recently in the prestigious scientific journal Physical Review
Letters. Titled "Origin of Antiferroelectricity in NH4H2PO4
from First Principles," it can be viewed online here.
Naresh Dalal to receive 2007 Southern Chemist Award
Naresh S. Dalal, the Dirac Professor of Chemistry and Biochemistry
at Florida State University, has been selected to receive the 2007
Southern Chemist Award from the Memphis Section of the American
The award honors "an outstanding researcher who has brought
recognition to the South," specifically the states of Alabama,
Arkansas, Florida, Georgia, Louisiana, Mississippi, North Carolina,
South Carolina, Tennessee and Virginia. A medal and honorarium will
be presented to Dalal at a meeting of the Memphis Section of the
American Chemical Society in December.
"It always is a great honor to be recognized by one's peers
in such a manner," Dalal said of the award. "I'm particularly
pleased because this award recognizes the work I have done since
I moved to Florida State in 1995."
Dalal has made notable contributions to spectroscopic techniques
spanning frequencies from a few hertz to several terahertz over
more than three decades of pioneering research in magnetic resonance
spectroscopy, mainly electron magnetic resonance. Such research
has novel applications to a wide range of problems, ranging from
free radicals in toxicology and carcinogenesis to ferroelectric
and magnetic phase transitions in quantum solids, quantum dots,

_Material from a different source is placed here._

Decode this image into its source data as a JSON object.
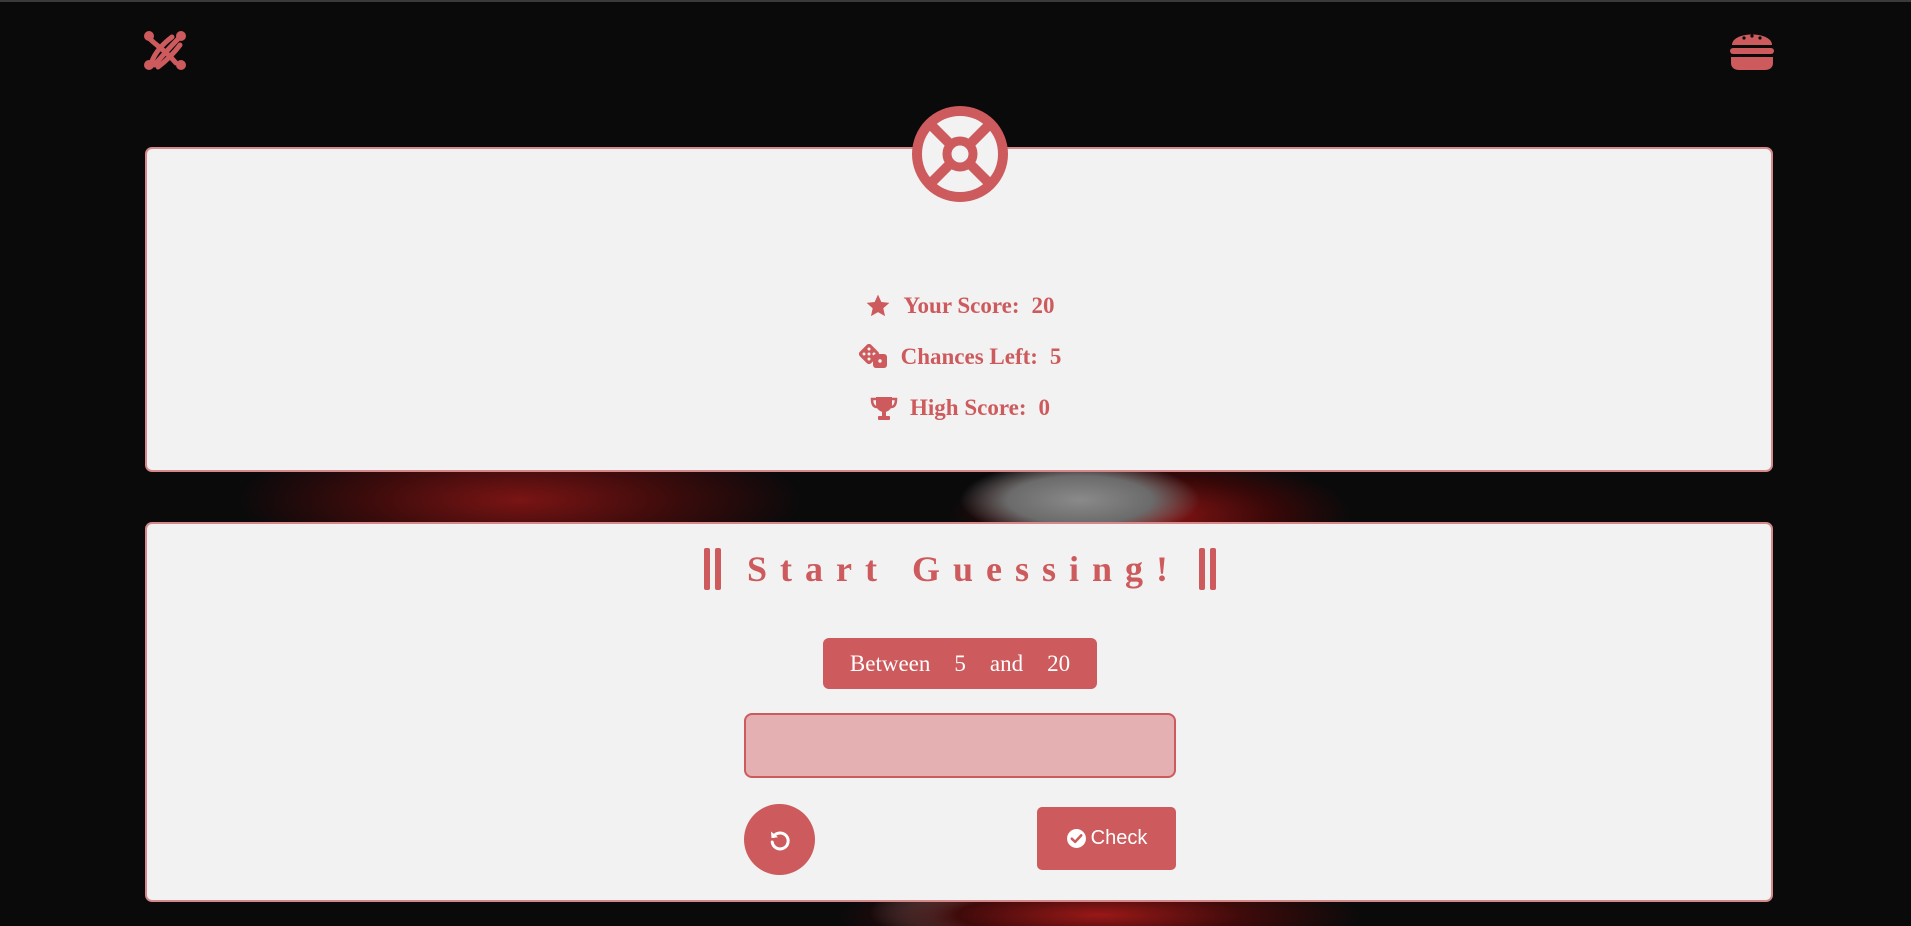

quantum computing and high-temperature superconductivity. Over the
course of his career, Dalal has been a prodigious writer and researcher,
publishing scholarly articles in more than 350 publications.
"We at FSU and the National High Magnetic Field Laboratory
are of course delighted to hear of Professor Dalal's latest peer
recognition," said Alan G. Marshall, the Kasha Professor of
Chemistry at FSU and director of the Ion Cyclotron Resonance Program
at the magnet lab. "This one is especially remarkable because
it is based on research conducted in the Southern geographic region--in
Naresh's case, only since he joined the FSU Department of Chemistry
and Biochemistry 12 years ago."
Dalal came to FSU and the National High Magnetic Field Laboratory
in 1995 from West Virginia University, where he held the Centennial
Professor Chair of Chemistry. He chaired the FSU Department of Chemistry
and Biochemistry from 1999 to 2007, and currently serves as an assistant
dean in FSU's College of Arts & Sciences.
Earlier this year, Dalal was recognized as the top chemist in Florida
by the the Florida Section of the American Chemical Society, which
bestowed up on him its annual Florida Award (www.fsu.com/pages/2007/03/15/FloridaAwardInChemistry.html).
He also was named a fellow of the American Physical Society in 1999,
and in 2003 was designated a Distinguished Research Professor, which
recognizes outstanding research and/or creative activity, at FSU.
Dalal is the fifth faculty member in FSU's Department of Chemistry
and Biochemistry to receive the Southern Chemist Award, joining
Gregory Choppin (1971), Michael Kasha (1974), Earl Frieden (1987)
and Alan G. Marshall (2004).
Source- BY BARRY RAY